- **Assigned task**
From the records below, take each line where the string "desc" shows up and copy it.

..........

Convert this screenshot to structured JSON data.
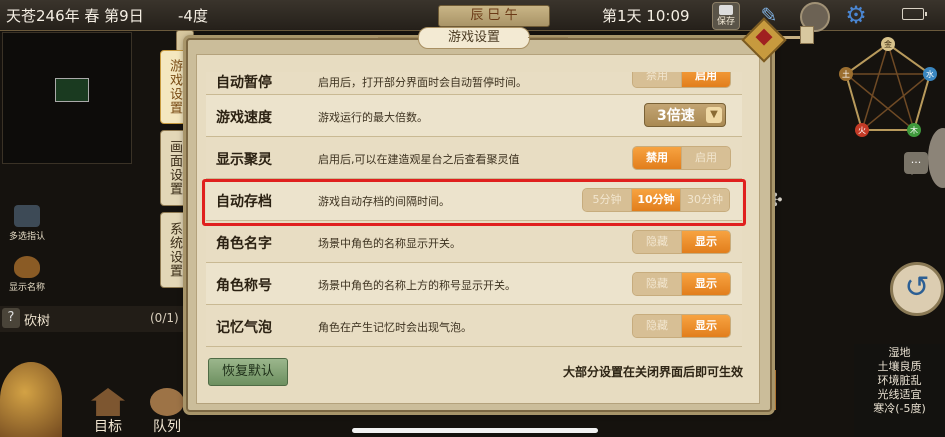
{
  "topbar": {
    "date": "天苍246年 春 第9日",
    "temperature": "-4度",
    "time_banner": "辰 巳 午",
    "day_time": "第1天 10:09",
    "save_label": "保存"
  },
  "left": {
    "multi_select": "多选指认",
    "show_names": "显示名称",
    "chop_help": "?",
    "chop_label": "砍树",
    "chop_count": "(0/1)",
    "goal_label": "目标",
    "squad_label": "队列"
  },
  "right": {
    "chat_label": "···",
    "env": [
      "湿地",
      "土壤良质",
      "环境脏乱",
      "光线适宜",
      "寒冷(-5度)"
    ],
    "wuxing": [
      "金",
      "水",
      "木",
      "火",
      "土"
    ]
  },
  "dialog": {
    "title": "游戏设置",
    "tabs": [
      "游戏设置",
      "画面设置",
      "系统设置"
    ],
    "rows": [
      {
        "name": "自动暂停",
        "desc": "启用后，打开部分界面时会自动暂停时间。",
        "options": [
          "禁用",
          "启用"
        ],
        "active": 1
      },
      {
        "name": "游戏速度",
        "desc": "游戏运行的最大倍数。",
        "select": "3倍速"
      },
      {
        "name": "显示聚灵",
        "desc": "启用后,可以在建造观星台之后查看聚灵值",
        "options": [
          "禁用",
          "启用"
        ],
        "active": 0
      },
      {
        "name": "自动存档",
        "desc": "游戏自动存档的间隔时间。",
        "options": [
          "5分钟",
          "10分钟",
          "30分钟"
        ],
        "active": 1
      },
      {
        "name": "角色名字",
        "desc": "场景中角色的名称显示开关。",
        "options": [
          "隐藏",
          "显示"
        ],
        "active": 1
      },
      {
        "name": "角色称号",
        "desc": "场景中角色的名称上方的称号显示开关。",
        "options": [
          "隐藏",
          "显示"
        ],
        "active": 1
      },
      {
        "name": "记忆气泡",
        "desc": "角色在产生记忆时会出现气泡。",
        "options": [
          "隐藏",
          "显示"
        ],
        "active": 1
      }
    ],
    "restore_label": "恢复默认",
    "footer_note": "大部分设置在关闭界面后即可生效"
  },
  "colors": {
    "accent": "#e8861f",
    "highlight": "#e0201e",
    "panel": "#e7dcc1"
  }
}
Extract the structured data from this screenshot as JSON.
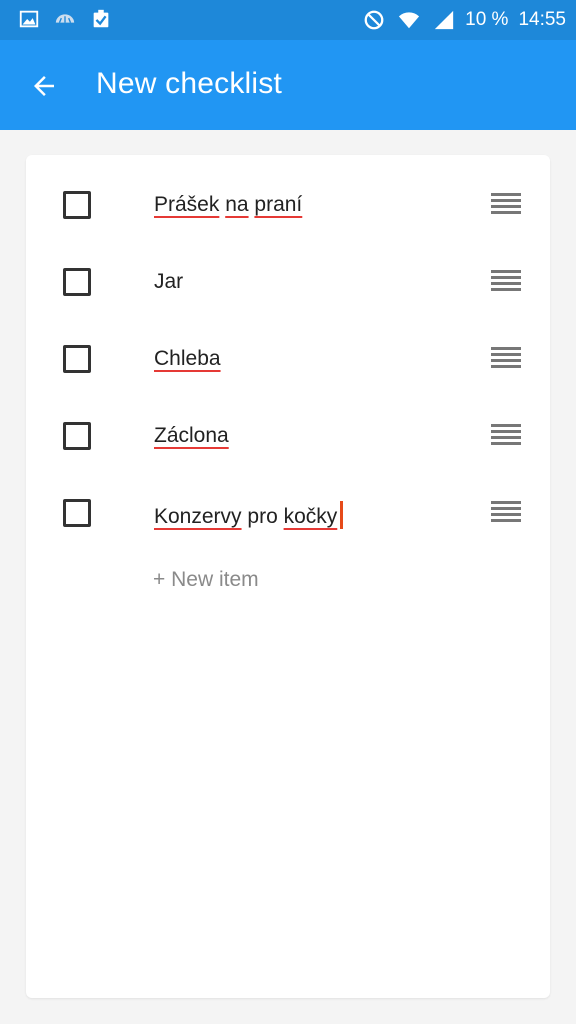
{
  "status_bar": {
    "battery": "10 %",
    "time": "14:55",
    "icons": [
      "gallery-icon",
      "weather-icon",
      "clipboard-check-icon",
      "do-not-disturb-icon",
      "wifi-icon",
      "signal-icon",
      "battery-icon"
    ]
  },
  "app_bar": {
    "back_icon": "arrow-back-icon",
    "title": "New checklist"
  },
  "checklist": {
    "items": [
      {
        "words": [
          "Prášek",
          "na",
          "praní"
        ],
        "checked": false
      },
      {
        "words": [
          "Jar"
        ],
        "checked": false
      },
      {
        "words": [
          "Chleba"
        ],
        "checked": false
      },
      {
        "words": [
          "Záclona"
        ],
        "checked": false
      },
      {
        "words": [
          "Konzervy",
          "pro",
          "kočky"
        ],
        "checked": false
      }
    ],
    "new_item_label": "+ New item"
  },
  "colors": {
    "status_bar": "#1e88d9",
    "app_bar": "#2196f3",
    "spellcheck_underline": "#e53935",
    "cursor": "#e64a19"
  }
}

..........

- **Written answer**
        "desc": "启用后，打开部分界面时会自动暂停时间。",
        "desc": "游戏运行的最大倍数。",
        "desc": "启用后,可以在建造观星台之后查看聚灵值",
        "desc": "游戏自动存档的间隔时间。",
        "desc": "场景中角色的名称显示开关。",
        "desc": "场景中角色的名称上方的称号显示开关。",
        "desc": "角色在产生记忆时会出现气泡。",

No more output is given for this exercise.